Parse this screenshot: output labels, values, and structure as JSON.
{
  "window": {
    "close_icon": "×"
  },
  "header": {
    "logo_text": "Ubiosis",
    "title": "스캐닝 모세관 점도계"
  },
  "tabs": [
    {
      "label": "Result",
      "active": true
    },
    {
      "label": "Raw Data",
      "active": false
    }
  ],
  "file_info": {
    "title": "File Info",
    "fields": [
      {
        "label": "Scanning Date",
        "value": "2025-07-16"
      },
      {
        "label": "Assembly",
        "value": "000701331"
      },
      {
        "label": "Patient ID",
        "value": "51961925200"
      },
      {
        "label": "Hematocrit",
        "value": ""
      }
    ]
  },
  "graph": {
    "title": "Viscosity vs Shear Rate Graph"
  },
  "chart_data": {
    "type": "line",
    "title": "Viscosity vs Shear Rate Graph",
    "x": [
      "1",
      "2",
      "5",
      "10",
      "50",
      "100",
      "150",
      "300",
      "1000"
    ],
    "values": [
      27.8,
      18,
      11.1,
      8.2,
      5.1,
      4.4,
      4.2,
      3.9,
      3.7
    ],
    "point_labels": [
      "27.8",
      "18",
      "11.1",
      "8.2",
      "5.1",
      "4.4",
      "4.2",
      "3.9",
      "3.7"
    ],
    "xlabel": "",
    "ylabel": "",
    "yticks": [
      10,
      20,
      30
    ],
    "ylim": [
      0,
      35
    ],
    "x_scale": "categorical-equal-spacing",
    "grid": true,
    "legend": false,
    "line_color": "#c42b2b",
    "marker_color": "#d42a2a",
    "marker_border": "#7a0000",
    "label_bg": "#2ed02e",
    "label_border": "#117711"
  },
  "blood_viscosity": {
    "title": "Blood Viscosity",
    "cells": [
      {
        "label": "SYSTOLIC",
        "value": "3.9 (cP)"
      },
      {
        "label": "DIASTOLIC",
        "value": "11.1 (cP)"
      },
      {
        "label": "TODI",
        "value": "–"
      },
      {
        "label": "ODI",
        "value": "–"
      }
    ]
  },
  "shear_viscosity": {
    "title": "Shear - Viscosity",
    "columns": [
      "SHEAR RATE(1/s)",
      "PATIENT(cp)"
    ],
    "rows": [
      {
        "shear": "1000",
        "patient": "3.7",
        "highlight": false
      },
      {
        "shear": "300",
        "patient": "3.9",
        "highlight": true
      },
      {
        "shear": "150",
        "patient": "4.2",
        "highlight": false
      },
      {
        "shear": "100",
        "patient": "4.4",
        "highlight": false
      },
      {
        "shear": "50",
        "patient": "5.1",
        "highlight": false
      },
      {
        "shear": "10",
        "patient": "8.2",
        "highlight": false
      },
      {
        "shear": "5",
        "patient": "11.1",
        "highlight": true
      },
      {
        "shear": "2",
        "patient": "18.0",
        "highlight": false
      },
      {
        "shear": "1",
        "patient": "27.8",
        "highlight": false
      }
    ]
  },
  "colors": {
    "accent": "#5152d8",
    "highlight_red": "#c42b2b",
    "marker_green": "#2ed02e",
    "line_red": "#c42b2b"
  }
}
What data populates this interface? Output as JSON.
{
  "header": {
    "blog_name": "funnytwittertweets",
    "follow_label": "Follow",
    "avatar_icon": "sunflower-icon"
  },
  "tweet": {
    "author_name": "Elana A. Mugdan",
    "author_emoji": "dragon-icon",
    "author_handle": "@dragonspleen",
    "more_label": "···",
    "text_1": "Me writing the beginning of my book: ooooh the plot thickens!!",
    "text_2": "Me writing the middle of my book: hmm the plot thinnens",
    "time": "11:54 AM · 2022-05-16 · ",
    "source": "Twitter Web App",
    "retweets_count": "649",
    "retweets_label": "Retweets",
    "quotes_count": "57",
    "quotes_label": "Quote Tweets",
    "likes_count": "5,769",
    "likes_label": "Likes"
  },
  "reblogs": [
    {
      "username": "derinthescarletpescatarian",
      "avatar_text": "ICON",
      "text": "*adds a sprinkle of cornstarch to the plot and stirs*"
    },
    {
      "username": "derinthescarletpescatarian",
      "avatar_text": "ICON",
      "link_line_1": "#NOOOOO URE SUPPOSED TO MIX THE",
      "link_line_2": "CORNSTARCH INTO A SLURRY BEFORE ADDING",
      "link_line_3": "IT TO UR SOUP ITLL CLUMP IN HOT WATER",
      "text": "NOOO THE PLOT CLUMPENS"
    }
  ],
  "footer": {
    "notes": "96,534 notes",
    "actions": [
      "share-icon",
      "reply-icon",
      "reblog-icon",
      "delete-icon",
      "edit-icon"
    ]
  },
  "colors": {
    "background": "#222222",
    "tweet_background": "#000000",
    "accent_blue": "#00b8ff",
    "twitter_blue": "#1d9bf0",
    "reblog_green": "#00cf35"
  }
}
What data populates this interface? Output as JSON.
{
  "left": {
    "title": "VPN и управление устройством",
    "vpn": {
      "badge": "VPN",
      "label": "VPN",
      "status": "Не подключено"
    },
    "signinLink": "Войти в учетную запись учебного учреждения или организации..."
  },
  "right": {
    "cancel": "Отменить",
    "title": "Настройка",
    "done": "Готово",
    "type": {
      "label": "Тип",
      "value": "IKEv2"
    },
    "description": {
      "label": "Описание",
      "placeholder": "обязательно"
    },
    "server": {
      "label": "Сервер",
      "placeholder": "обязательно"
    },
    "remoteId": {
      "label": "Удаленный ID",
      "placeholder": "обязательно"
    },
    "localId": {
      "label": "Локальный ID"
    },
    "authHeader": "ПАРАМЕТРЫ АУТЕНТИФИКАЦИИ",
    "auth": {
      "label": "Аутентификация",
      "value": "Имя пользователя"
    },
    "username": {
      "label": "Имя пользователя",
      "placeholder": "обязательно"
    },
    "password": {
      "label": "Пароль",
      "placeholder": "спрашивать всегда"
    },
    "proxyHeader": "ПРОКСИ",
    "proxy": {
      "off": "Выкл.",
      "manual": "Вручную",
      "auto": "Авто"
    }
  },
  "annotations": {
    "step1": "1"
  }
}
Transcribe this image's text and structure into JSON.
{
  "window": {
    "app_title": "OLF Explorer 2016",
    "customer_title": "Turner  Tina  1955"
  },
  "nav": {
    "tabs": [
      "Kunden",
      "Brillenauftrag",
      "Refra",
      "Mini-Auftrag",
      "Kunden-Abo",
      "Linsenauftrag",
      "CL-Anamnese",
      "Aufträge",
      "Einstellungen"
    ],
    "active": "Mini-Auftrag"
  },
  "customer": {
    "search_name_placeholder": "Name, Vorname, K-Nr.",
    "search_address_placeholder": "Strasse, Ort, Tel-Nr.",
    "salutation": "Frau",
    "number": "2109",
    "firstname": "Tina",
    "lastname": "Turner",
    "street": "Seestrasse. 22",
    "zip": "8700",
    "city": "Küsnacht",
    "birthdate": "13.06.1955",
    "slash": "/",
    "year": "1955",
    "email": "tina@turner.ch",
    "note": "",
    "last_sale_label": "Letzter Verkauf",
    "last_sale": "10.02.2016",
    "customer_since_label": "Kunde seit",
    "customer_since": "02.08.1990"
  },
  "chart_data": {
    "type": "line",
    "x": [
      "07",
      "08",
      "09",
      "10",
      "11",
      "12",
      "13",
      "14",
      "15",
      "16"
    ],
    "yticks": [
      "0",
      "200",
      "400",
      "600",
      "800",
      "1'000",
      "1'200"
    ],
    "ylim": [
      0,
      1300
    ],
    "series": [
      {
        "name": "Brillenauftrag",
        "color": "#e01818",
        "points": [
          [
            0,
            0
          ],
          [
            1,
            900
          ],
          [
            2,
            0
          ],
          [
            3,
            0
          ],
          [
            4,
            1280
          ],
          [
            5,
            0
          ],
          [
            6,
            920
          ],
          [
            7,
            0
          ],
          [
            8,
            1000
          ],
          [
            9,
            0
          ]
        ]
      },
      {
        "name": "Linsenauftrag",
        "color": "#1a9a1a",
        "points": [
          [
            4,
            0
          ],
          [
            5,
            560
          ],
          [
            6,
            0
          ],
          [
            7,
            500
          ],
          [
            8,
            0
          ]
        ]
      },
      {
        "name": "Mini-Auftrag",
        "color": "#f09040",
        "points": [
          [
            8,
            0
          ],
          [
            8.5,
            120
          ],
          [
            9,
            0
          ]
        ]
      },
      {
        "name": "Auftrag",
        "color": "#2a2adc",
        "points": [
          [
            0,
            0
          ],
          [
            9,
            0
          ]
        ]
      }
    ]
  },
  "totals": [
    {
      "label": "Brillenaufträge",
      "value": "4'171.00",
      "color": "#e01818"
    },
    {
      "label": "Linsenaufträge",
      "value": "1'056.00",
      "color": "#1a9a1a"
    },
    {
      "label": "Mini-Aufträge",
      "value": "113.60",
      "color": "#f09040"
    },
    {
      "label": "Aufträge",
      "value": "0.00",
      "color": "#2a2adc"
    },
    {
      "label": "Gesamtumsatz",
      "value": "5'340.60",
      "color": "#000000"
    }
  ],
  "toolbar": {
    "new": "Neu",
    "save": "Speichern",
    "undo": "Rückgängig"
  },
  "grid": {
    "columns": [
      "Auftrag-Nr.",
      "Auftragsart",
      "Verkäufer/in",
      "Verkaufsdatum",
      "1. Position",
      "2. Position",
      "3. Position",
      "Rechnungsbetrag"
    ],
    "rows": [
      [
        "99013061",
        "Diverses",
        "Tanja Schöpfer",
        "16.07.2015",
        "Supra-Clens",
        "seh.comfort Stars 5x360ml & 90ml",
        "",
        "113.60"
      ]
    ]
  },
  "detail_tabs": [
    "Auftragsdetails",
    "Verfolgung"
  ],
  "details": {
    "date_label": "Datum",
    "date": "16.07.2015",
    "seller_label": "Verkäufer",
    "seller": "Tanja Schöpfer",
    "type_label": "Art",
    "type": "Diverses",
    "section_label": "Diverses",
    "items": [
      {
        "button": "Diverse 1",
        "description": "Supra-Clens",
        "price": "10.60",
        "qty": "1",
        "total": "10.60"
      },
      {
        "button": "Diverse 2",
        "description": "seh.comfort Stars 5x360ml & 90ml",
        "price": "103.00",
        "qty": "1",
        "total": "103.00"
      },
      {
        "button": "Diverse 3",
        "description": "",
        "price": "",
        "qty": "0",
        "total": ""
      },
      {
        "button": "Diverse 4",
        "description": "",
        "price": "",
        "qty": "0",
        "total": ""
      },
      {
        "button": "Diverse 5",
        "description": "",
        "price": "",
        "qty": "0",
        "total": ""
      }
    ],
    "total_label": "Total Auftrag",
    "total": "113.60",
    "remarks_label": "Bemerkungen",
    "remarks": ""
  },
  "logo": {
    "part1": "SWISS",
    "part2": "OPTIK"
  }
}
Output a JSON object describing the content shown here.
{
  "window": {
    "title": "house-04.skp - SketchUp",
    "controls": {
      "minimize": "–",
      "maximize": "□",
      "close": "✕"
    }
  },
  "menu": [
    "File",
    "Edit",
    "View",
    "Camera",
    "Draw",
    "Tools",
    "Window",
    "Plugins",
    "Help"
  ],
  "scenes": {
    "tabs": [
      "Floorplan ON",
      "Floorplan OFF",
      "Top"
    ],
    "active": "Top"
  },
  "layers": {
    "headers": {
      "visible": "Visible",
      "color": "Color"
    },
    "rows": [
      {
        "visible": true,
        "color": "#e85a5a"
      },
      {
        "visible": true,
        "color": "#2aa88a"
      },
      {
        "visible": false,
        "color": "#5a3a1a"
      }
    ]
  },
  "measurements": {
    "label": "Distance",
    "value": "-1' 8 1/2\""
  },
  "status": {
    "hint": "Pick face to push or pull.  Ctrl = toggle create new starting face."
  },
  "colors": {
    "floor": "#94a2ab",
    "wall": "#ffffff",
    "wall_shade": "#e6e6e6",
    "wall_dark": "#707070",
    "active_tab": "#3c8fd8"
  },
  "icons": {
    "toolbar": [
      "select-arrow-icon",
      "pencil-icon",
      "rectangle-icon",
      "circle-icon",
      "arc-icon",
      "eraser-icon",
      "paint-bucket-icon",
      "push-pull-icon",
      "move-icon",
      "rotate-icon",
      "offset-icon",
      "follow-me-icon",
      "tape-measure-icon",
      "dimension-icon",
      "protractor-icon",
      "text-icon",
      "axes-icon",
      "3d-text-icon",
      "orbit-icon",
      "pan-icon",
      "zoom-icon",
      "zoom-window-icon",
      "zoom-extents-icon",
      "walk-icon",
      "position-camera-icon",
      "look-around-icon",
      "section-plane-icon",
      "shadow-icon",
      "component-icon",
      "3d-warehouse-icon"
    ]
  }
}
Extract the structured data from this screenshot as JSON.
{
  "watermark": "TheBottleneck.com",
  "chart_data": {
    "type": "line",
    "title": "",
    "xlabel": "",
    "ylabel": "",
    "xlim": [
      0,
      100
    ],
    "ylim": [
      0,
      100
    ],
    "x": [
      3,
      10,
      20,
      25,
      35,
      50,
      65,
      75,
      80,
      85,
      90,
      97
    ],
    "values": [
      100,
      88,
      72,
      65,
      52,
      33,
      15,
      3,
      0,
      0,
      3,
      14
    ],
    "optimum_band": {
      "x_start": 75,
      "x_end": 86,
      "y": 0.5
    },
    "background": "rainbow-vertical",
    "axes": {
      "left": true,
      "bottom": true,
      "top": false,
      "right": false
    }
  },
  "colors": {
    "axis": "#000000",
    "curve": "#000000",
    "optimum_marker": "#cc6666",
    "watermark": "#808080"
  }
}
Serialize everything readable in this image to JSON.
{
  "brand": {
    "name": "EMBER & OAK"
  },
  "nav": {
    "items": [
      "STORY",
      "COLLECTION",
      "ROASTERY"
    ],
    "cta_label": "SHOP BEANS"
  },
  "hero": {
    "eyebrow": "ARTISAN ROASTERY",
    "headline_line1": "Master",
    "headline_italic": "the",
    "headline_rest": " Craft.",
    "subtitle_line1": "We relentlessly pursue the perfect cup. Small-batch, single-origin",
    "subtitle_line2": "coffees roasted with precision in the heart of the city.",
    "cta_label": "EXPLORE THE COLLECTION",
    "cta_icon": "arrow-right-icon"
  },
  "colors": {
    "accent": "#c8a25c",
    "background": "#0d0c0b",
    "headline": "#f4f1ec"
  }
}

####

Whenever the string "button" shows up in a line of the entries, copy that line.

Expected answer ->
        "button": "Diverse 1",
        "button": "Diverse 2",
        "button": "Diverse 3",
        "button": "Diverse 4",
        "button": "Diverse 5",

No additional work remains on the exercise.